“This court finds that in this case counsel’s overall performance after he became aware of the threat, in presenting a formidable defense case, and delivering a summation that both challenged the credibility of the people’s witnesses and advanced the defendant’s theory, all demonstrate that counsel continued to be the zealous advocate he had been since the very beginning of the trial,” the judge wrote.

“[T]he failure of Mr. Ognibene, an experienced attorney for approximately 17 years at the time of the trial, to notify the courts of this threat demonstrates to this court that Mr. Ognibene was neither affected nor concerned about it,” he continued. “Never once in 18 years did he consider this threat to be important information to disclose to anyone, including the defendant or his attorneys throughout numerous appeals.”

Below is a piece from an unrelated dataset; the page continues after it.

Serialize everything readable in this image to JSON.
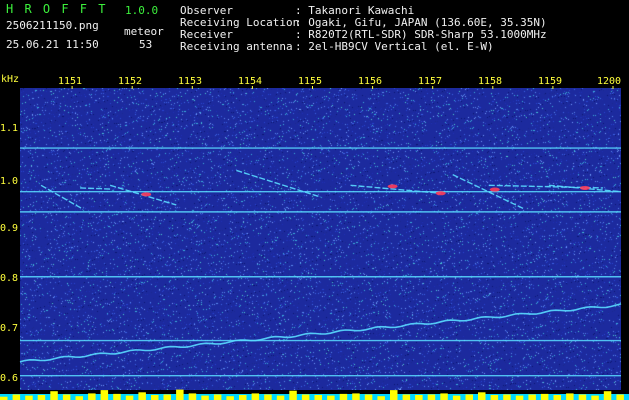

Lou also argued that Ognibene was ineffective in failing to object when Katz instructed the jury that it could hold the defendant liable for the murder even if it found that he was only 1 percent responsible and someone else was 99 percent responsible. But Knopf said Ognibene had apparently decided as a matter of strategy to let the remark stand and not highlight the assertion that his client was “acting in concert” with Topino.

“Whether or not counsel’s decision not to object to this charge was foolish in hindsight does not in and of itself make an otherwise meaningful representation ineffective,” Knopf said. “Although the trial court chose unconventional language in charging the jury as to ‘acting in concert,’ this court finds that this language, and counsel’s failure to object to it, did not prejudice the defendant or deprive him of a fair trial.”

Executive Assistant District Attorney Charles Testagrossa, Deputy Assistant District Attorney John Castellano and Assistant District Attorney Jennifer Hagan appeared for the prosecution. District Attorney Richard Brown called the decision “thorough and well reasoned.”

Rudin said he will review the decision with his client.

“I am disappointed with it and I disagreed with it, but I am not the judge,” Rudin said. “I will discuss with my client whether to seek further review by the Appellate Division.”

Ognibene could not be reached for comment.